> _TASK TO COMPLETE_:
Work through the listing below and state how many of its lines hold the word "this". Give no other output.

—————

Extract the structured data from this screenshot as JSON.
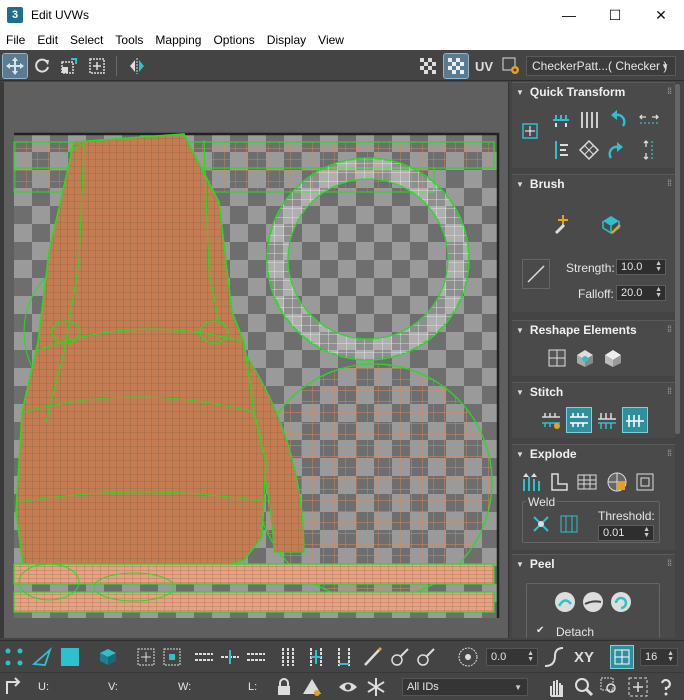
{
  "window": {
    "app_icon": "3",
    "title": "Edit UVWs",
    "minimize": "—",
    "maximize": "☐",
    "close": "✕"
  },
  "menu": [
    "File",
    "Edit",
    "Select",
    "Tools",
    "Mapping",
    "Options",
    "Display",
    "View"
  ],
  "toolbar": {
    "uv_label": "UV",
    "checker_dropdown": "CheckerPatt...( Checker )"
  },
  "panel": {
    "quick_transform": {
      "title": "Quick Transform"
    },
    "brush": {
      "title": "Brush",
      "strength_label": "Strength:",
      "strength_value": "10.0",
      "falloff_label": "Falloff:",
      "falloff_value": "20.0"
    },
    "reshape": {
      "title": "Reshape Elements"
    },
    "stitch": {
      "title": "Stitch"
    },
    "explode": {
      "title": "Explode",
      "weld_label": "Weld",
      "threshold_label": "Threshold:",
      "threshold_value": "0.01"
    },
    "peel": {
      "title": "Peel",
      "detach_label": "Detach",
      "detach_checked": true
    }
  },
  "bottom": {
    "angle_value": "0.0",
    "xy_label": "XY",
    "pixel_value": "16",
    "u_label": "U:",
    "v_label": "V:",
    "w_label": "W:",
    "l_label": "L:",
    "ids_value": "All IDs"
  },
  "colors": {
    "accent": "#2f8f9d",
    "uv_green": "#22dd22",
    "uv_orange": "#d88a5a"
  }
}
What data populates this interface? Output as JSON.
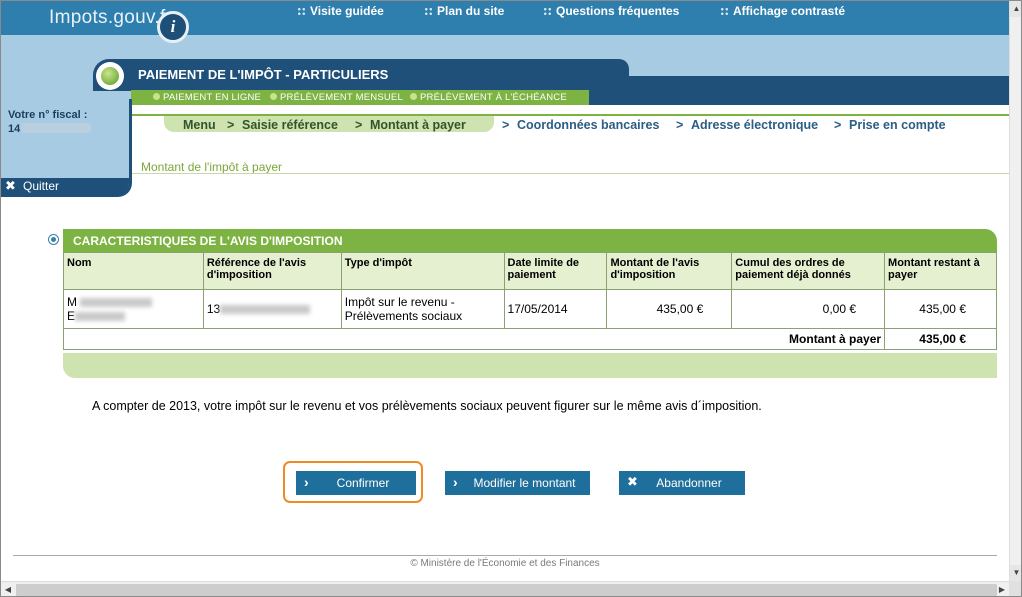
{
  "header": {
    "logo": "Impots.gouv.fr",
    "logo_badge": "i",
    "nav": [
      "Visite guidée",
      "Plan du site",
      "Questions fréquentes",
      "Affichage contrasté"
    ]
  },
  "section": {
    "title": "PAIEMENT DE L'IMPÔT - PARTICULIERS",
    "subnav": [
      "PAIEMENT EN LIGNE",
      "PRÉLÈVEMENT MENSUEL",
      "PRÉLÈVEMENT À L'ÉCHÉANCE"
    ]
  },
  "sidebar": {
    "fiscal_label": "Votre n° fiscal :",
    "fiscal_prefix": "14",
    "quit_label": "Quitter"
  },
  "breadcrumb": {
    "separator": ">",
    "done": [
      "Menu",
      "Saisie référence",
      "Montant à payer"
    ],
    "todo": [
      "Coordonnées bancaires",
      "Adresse électronique",
      "Prise en compte"
    ]
  },
  "page_subtitle": "Montant de l'impôt à payer",
  "table": {
    "title": "CARACTERISTIQUES DE L'AVIS D'IMPOSITION",
    "headers": [
      "Nom",
      "Référence de l'avis d'imposition",
      "Type d'impôt",
      "Date limite de paiement",
      "Montant de l'avis d'imposition",
      "Cumul des ordres de paiement déjà donnés",
      "Montant restant à payer"
    ],
    "row": {
      "name_line1_prefix": "M",
      "name_line2_prefix": "E",
      "reference_prefix": "13",
      "type_line1": "Impôt sur le revenu -",
      "type_line2": "Prélèvements sociaux",
      "due_date": "17/05/2014",
      "amount": "435,00 €",
      "already_paid": "0,00 €",
      "remaining": "435,00 €"
    },
    "total_label": "Montant à payer",
    "total_value": "435,00 €"
  },
  "note": "A compter de 2013, votre impôt sur le revenu et vos prélèvements sociaux peuvent figurer sur le même avis d´imposition.",
  "buttons": {
    "confirm": "Confirmer",
    "modify": "Modifier le montant",
    "cancel": "Abandonner"
  },
  "footer": "© Ministère de l'Économie et des Finances",
  "colors": {
    "dark_blue": "#1f507a",
    "header_blue": "#2f7fae",
    "light_blue": "#a6cbe3",
    "green": "#7cb342",
    "button_blue": "#1f6f9c",
    "focus_orange": "#f08a24"
  }
}
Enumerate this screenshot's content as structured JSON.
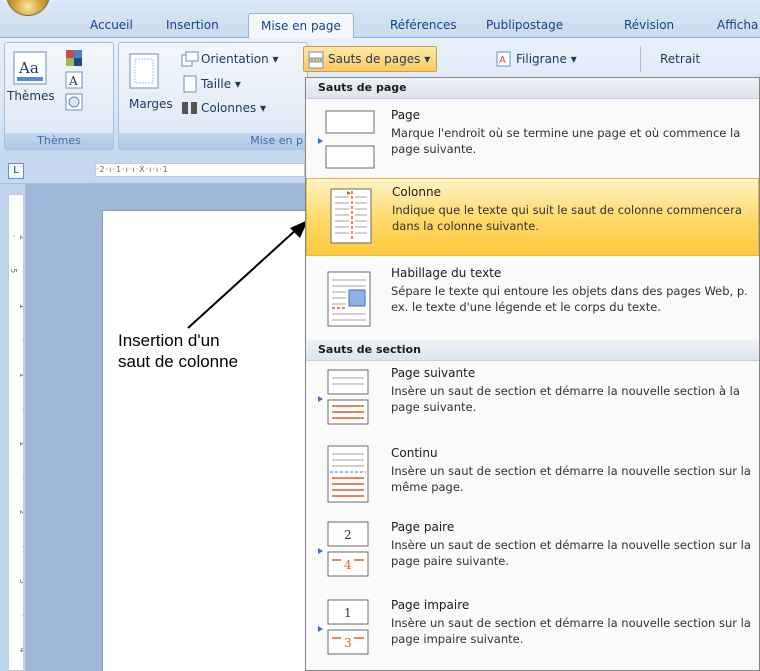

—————

> _ANSWER TO THE PROBLEM_:
3